Neal vows to block Trump emergency declaration for tariffs on Mexico

House Ways and Means Committee Chairman Richard NealRichard Edmund NealDemocrats push judge for quick action on Trump tax returns lawsuit Trump argues NY tax return case should take place in DC NY files motion to keep Trump tax returns lawsuit out of DC court MORE (D-Mass.) vowed to take action to block President TrumpDonald John TrumpGraham: America must 'accept the pain that comes in standing up to China' Weld 'thrilled' more Republicans are challenging Trump New data challenges Trump's economic narrative MORE if he declares a state of emergency to impose tariffs on Mexico.

“The President’s proposed tariffs would hurt American workers, businesses, and consumers. Commandeering U.S. trade policy to influence border security is an abuse of power," Neal said in a press release


"If the President does declare a national emergency and attempt to put these tariffs into place, I will introduce a resolution of disapproval to stop his overreach,” he added.

Trump has threatened to impose a 5 percent across-the-board tariff on Mexican imports and increase it each month unless Mexico is able to stem the flow of migrants to the U.S. border.
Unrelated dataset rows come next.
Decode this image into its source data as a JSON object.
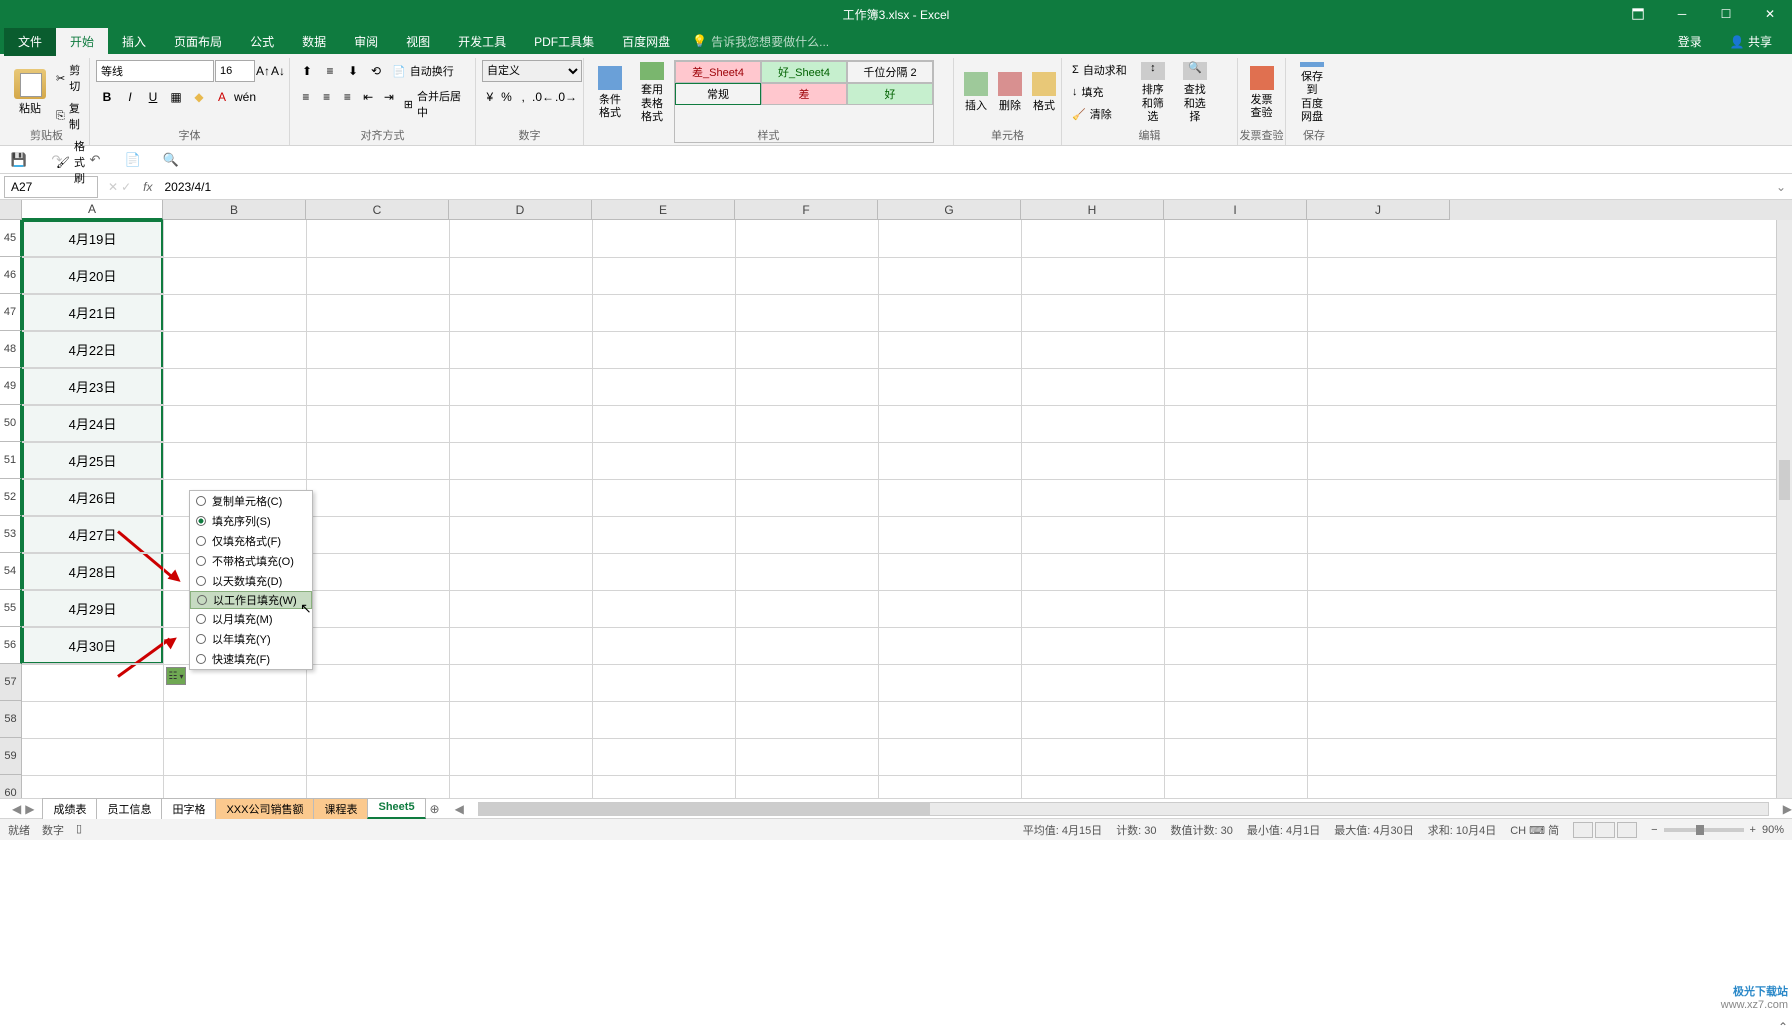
{
  "titlebar": {
    "title": "工作簿3.xlsx - Excel"
  },
  "ribbon_tabs": {
    "file": "文件",
    "home": "开始",
    "insert": "插入",
    "page_layout": "页面布局",
    "formulas": "公式",
    "data": "数据",
    "review": "审阅",
    "view": "视图",
    "developer": "开发工具",
    "pdf": "PDF工具集",
    "baidu": "百度网盘",
    "tell_me": "告诉我您想要做什么...",
    "login": "登录",
    "share": "共享"
  },
  "ribbon": {
    "clipboard": {
      "label": "剪贴板",
      "paste": "粘贴",
      "cut": "剪切",
      "copy": "复制",
      "format_painter": "格式刷"
    },
    "font": {
      "label": "字体",
      "name": "等线",
      "size": "16"
    },
    "alignment": {
      "label": "对齐方式",
      "wrap": "自动换行",
      "merge": "合并后居中"
    },
    "number": {
      "label": "数字",
      "format": "自定义"
    },
    "styles": {
      "label": "样式",
      "cond_format": "条件格式",
      "table_format": "套用\n表格格式",
      "gallery": {
        "bad_sheet": "差_Sheet4",
        "good_sheet": "好_Sheet4",
        "comma2": "千位分隔 2",
        "normal": "常规",
        "bad": "差",
        "good": "好"
      }
    },
    "cells": {
      "label": "单元格",
      "insert": "插入",
      "delete": "删除",
      "format": "格式"
    },
    "editing": {
      "label": "编辑",
      "autosum": "自动求和",
      "fill": "填充",
      "clear": "清除",
      "sort": "排序和筛选",
      "find": "查找和选择"
    },
    "invoice": {
      "label": "发票查验",
      "check": "发票\n查验"
    },
    "save": {
      "label": "保存",
      "baidu": "保存到\n百度网盘"
    }
  },
  "formula_bar": {
    "name_box": "A27",
    "formula": "2023/4/1"
  },
  "columns": [
    "A",
    "B",
    "C",
    "D",
    "E",
    "F",
    "G",
    "H",
    "I",
    "J"
  ],
  "rows": [
    {
      "n": 45,
      "val": "4月19日"
    },
    {
      "n": 46,
      "val": "4月20日"
    },
    {
      "n": 47,
      "val": "4月21日"
    },
    {
      "n": 48,
      "val": "4月22日"
    },
    {
      "n": 49,
      "val": "4月23日"
    },
    {
      "n": 50,
      "val": "4月24日"
    },
    {
      "n": 51,
      "val": "4月25日"
    },
    {
      "n": 52,
      "val": "4月26日"
    },
    {
      "n": 53,
      "val": "4月27日"
    },
    {
      "n": 54,
      "val": "4月28日"
    },
    {
      "n": 55,
      "val": "4月29日"
    },
    {
      "n": 56,
      "val": "4月30日"
    },
    {
      "n": 57,
      "val": ""
    },
    {
      "n": 58,
      "val": ""
    },
    {
      "n": 59,
      "val": ""
    },
    {
      "n": 60,
      "val": ""
    }
  ],
  "autofill_menu": {
    "items": [
      {
        "label": "复制单元格(C)",
        "sel": false,
        "hot": "C"
      },
      {
        "label": "填充序列(S)",
        "sel": true,
        "hot": "S"
      },
      {
        "label": "仅填充格式(F)",
        "sel": false,
        "hot": "F"
      },
      {
        "label": "不带格式填充(O)",
        "sel": false,
        "hot": "O"
      },
      {
        "label": "以天数填充(D)",
        "sel": false,
        "hot": "D"
      },
      {
        "label": "以工作日填充(W)",
        "sel": false,
        "hot": "W",
        "highlighted": true
      },
      {
        "label": "以月填充(M)",
        "sel": false,
        "hot": "M"
      },
      {
        "label": "以年填充(Y)",
        "sel": false,
        "hot": "Y"
      },
      {
        "label": "快速填充(F)",
        "sel": false,
        "hot": "F"
      }
    ]
  },
  "sheet_tabs": {
    "tabs": [
      {
        "name": "成绩表"
      },
      {
        "name": "员工信息"
      },
      {
        "name": "田字格"
      },
      {
        "name": "XXX公司销售额",
        "style": "orange"
      },
      {
        "name": "课程表",
        "style": "orange"
      },
      {
        "name": "Sheet5",
        "active": true
      }
    ]
  },
  "status_bar": {
    "ready": "就绪",
    "mode": "数字",
    "avg": "平均值: 4月15日",
    "count": "计数: 30",
    "numcount": "数值计数: 30",
    "min": "最小值: 4月1日",
    "max": "最大值: 4月30日",
    "sum": "求和: 10月4日",
    "ime": "CH ⌨ 简",
    "zoom": "90%"
  },
  "watermark": {
    "l1": "极光下载站",
    "l2": "www.xz7.com"
  }
}
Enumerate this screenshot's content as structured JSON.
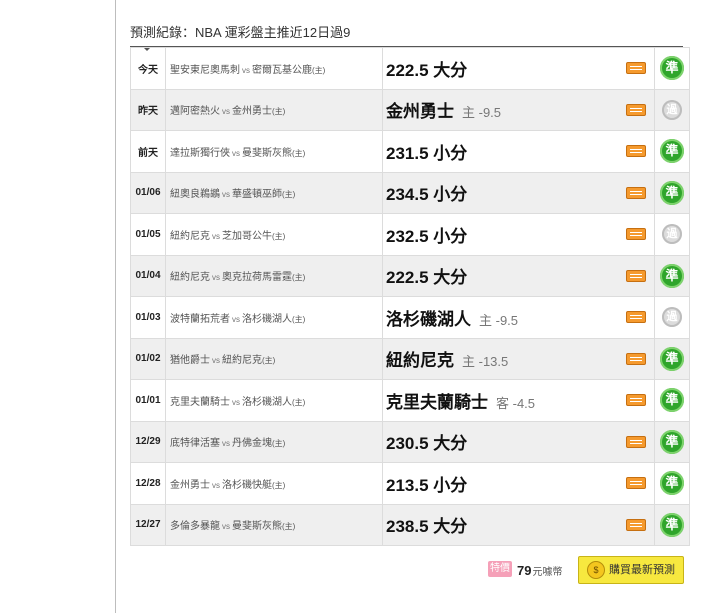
{
  "header": {
    "title": "預測紀錄：NBA 運彩盤主推近12日過9"
  },
  "rows": [
    {
      "date": "今天",
      "away": "聖安東尼奧馬刺",
      "home": "密爾瓦基公鹿",
      "pick": "222.5 大分",
      "side": "",
      "result": "準",
      "result_type": "win"
    },
    {
      "date": "昨天",
      "away": "邁阿密熱火",
      "home": "金州勇士",
      "pick": "金州勇士",
      "side": "主 -9.5",
      "result": "過",
      "result_type": "push"
    },
    {
      "date": "前天",
      "away": "達拉斯獨行俠",
      "home": "曼斐斯灰熊",
      "pick": "231.5 小分",
      "side": "",
      "result": "準",
      "result_type": "win"
    },
    {
      "date": "01/06",
      "away": "紐奧良鵜鶘",
      "home": "華盛頓巫師",
      "pick": "234.5 小分",
      "side": "",
      "result": "準",
      "result_type": "win"
    },
    {
      "date": "01/05",
      "away": "紐約尼克",
      "home": "芝加哥公牛",
      "pick": "232.5 小分",
      "side": "",
      "result": "過",
      "result_type": "push"
    },
    {
      "date": "01/04",
      "away": "紐約尼克",
      "home": "奧克拉荷馬雷霆",
      "pick": "222.5 大分",
      "side": "",
      "result": "準",
      "result_type": "win"
    },
    {
      "date": "01/03",
      "away": "波特蘭拓荒者",
      "home": "洛杉磯湖人",
      "pick": "洛杉磯湖人",
      "side": "主 -9.5",
      "result": "過",
      "result_type": "push"
    },
    {
      "date": "01/02",
      "away": "猶他爵士",
      "home": "紐約尼克",
      "pick": "紐約尼克",
      "side": "主 -13.5",
      "result": "準",
      "result_type": "win"
    },
    {
      "date": "01/01",
      "away": "克里夫蘭騎士",
      "home": "洛杉磯湖人",
      "pick": "克里夫蘭騎士",
      "side": "客 -4.5",
      "result": "準",
      "result_type": "win"
    },
    {
      "date": "12/29",
      "away": "底特律活塞",
      "home": "丹佛金塊",
      "pick": "230.5 大分",
      "side": "",
      "result": "準",
      "result_type": "win"
    },
    {
      "date": "12/28",
      "away": "金州勇士",
      "home": "洛杉磯快艇",
      "pick": "213.5 小分",
      "side": "",
      "result": "準",
      "result_type": "win"
    },
    {
      "date": "12/27",
      "away": "多倫多暴龍",
      "home": "曼斐斯灰熊",
      "pick": "238.5 大分",
      "side": "",
      "result": "準",
      "result_type": "win"
    }
  ],
  "labels": {
    "vs": "vs",
    "host": "(主)"
  },
  "footer": {
    "tag": "特價",
    "price": "79",
    "unit": "元噱幣",
    "buy_label": "購買最新預測",
    "coin_icon_text": "$"
  },
  "colors": {
    "win": "#2fa52b",
    "push": "#dcdcdc",
    "buy_button": "#f7e83f",
    "note_icon": "#f59a2e"
  }
}
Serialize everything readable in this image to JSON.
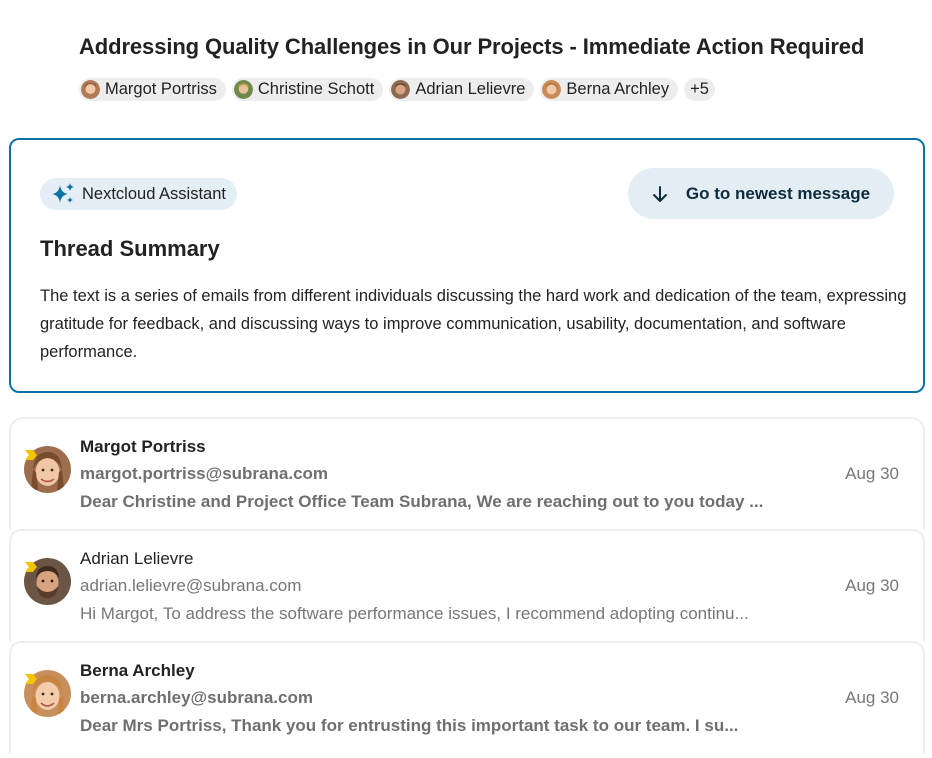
{
  "thread": {
    "title": "Addressing Quality Challenges in Our Projects - Immediate Action Required",
    "participants": [
      {
        "name": "Margot Portriss"
      },
      {
        "name": "Christine Schott"
      },
      {
        "name": "Adrian Lelievre"
      },
      {
        "name": "Berna Archley"
      }
    ],
    "more_count": "+5"
  },
  "summary": {
    "assistant_label": "Nextcloud Assistant",
    "newest_button": "Go to newest message",
    "title": "Thread Summary",
    "text": "The text is a series of emails from different individuals discussing the hard work and dedication of the team, expressing gratitude for feedback, and discussing ways to improve communication, usability, documentation, and software performance."
  },
  "messages": [
    {
      "sender": "Margot Portriss",
      "email": "margot.portriss@subrana.com",
      "preview": "Dear Christine and Project Office Team Subrana, We are reaching out to you today ...",
      "date": "Aug 30",
      "unread": true
    },
    {
      "sender": "Adrian Lelievre",
      "email": "adrian.lelievre@subrana.com",
      "preview": "Hi Margot,   To address the software performance issues, I recommend adopting continu...",
      "date": "Aug 30",
      "unread": false
    },
    {
      "sender": "Berna Archley",
      "email": "berna.archley@subrana.com",
      "preview": "Dear Mrs Portriss,   Thank you for entrusting this important task to our team.   I su...",
      "date": "Aug 30",
      "unread": true
    }
  ],
  "colors": {
    "accent": "#0b72a8",
    "important_marker": "#f5c400"
  }
}
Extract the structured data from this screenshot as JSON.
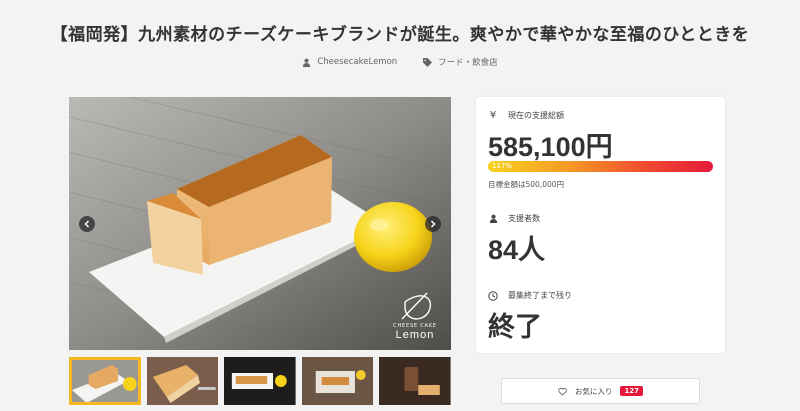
{
  "project": {
    "title": "【福岡発】九州素材のチーズケーキブランドが誕生。爽やかで華やかな至福のひとときを",
    "owner": "CheesecakeLemon",
    "category": "フード・飲食店"
  },
  "gallery": {
    "brand_line1": "CHEESE CAKE",
    "brand_line2": "Lemon",
    "thumbnail_count": 5,
    "active_thumbnail": 0
  },
  "stats": {
    "raised_label": "現在の支援総額",
    "raised_value": "585,100円",
    "progress_percent": 117,
    "progress_text": "117%",
    "goal_text": "目標金額は500,000円",
    "supporters_label": "支援者数",
    "supporters_value": "84人",
    "remaining_label": "募集終了まで残り",
    "remaining_value": "終了"
  },
  "favorite": {
    "label": "お気に入り",
    "count": "127"
  },
  "colors": {
    "progress_start": "#f8d21f",
    "progress_end": "#e51b3a",
    "badge": "#e5173a",
    "thumb_active": "#f5b81e"
  },
  "icons": [
    "user-icon",
    "tag-icon",
    "yen-icon",
    "supporters-icon",
    "clock-icon",
    "heart-icon",
    "chevron-left-icon",
    "chevron-right-icon"
  ]
}
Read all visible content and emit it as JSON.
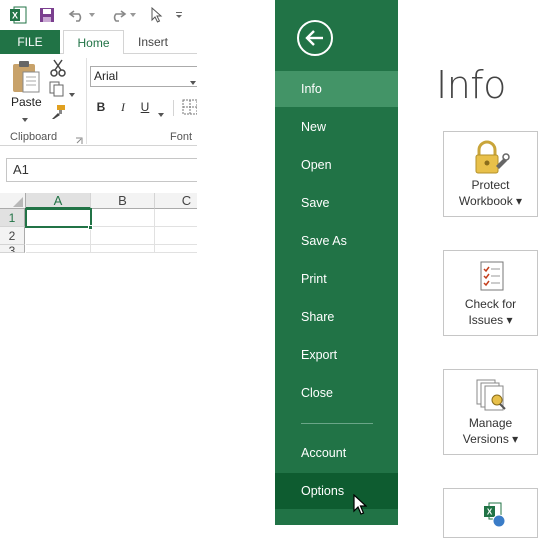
{
  "excel": {
    "tabs": [
      {
        "label": "FILE"
      },
      {
        "label": "Home"
      },
      {
        "label": "Insert"
      }
    ],
    "clipboard": {
      "paste_label": "Paste",
      "group_label": "Clipboard"
    },
    "font": {
      "name": "Arial",
      "group_label": "Font",
      "bold": "B",
      "italic": "I",
      "underline": "U"
    },
    "name_box": "A1",
    "columns": [
      "A",
      "B",
      "C"
    ],
    "rows": [
      "1",
      "2",
      "3"
    ]
  },
  "backstage": {
    "nav": [
      {
        "label": "Info"
      },
      {
        "label": "New"
      },
      {
        "label": "Open"
      },
      {
        "label": "Save"
      },
      {
        "label": "Save As"
      },
      {
        "label": "Print"
      },
      {
        "label": "Share"
      },
      {
        "label": "Export"
      },
      {
        "label": "Close"
      },
      {
        "label": "Account"
      },
      {
        "label": "Options"
      }
    ],
    "title": "Info",
    "tiles": [
      {
        "line1": "Protect",
        "line2": "Workbook ▾"
      },
      {
        "line1": "Check for",
        "line2": "Issues ▾"
      },
      {
        "line1": "Manage",
        "line2": "Versions ▾"
      }
    ]
  },
  "colors": {
    "excel_green": "#217346",
    "nav_active": "#439467",
    "nav_hover": "#0e5c30"
  }
}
The move has been met with disapproval and anxiety from Senate Republicans, who have floated plans to block the move, but have not laid out a concrete reaction should Trump move ahead with the tariffs.

On Tuesday, after meeting with administration officials, Senate Republicans said that Trump was mulling whether he needed to declare a national emergency to impose the tariffs, which he first proposed doing under the 1977 International Emergency Economic Powers Act.

Both the Democratic-controlled House and Republican-controlled Senate voted down Trump's earlier emergency declaration on the southern border, which he is attempting to use to reprogram funds to build his proposed border wall. Congress was unable to override Trump's veto of the disapproval.

Neal's threat sets Congress up for a similar play, where Democrats in the House are likely to pass the disapproval and force a Senate vote, which is also likely to pass given the deep misgivings among Republicans on Trump's trade power and broad use of executive authority.

But whether the chambers could override a veto remains a question, as House Republicans have called for supporting the president's trade moves as a negotiating tactic.

Democrats have called out their Republican colleagues for failing to follow through on rhetoric opposing the president.

“I’m hopeful, but I’m also skeptical. If past is prologue, my Republican friends will ultimately back down,” Senate Minority Leader Charles SchumerCharles (Chuck) Ellis SchumerJewish Democratic congresswoman and veteran blasts Trump's 'disloyalty' comments Schumer says Trump encouraging anti-Semites Saagar Enjeti: Biden's latest blunder; Krystal Ball: Did Schumer blow our chance to beat McConnell? MORE (D-N.Y.) said Wednesday.

Meetings between the Trump administration and a Mexican delegation failed to reach a deal Wednesday, but were set to resume Thursday.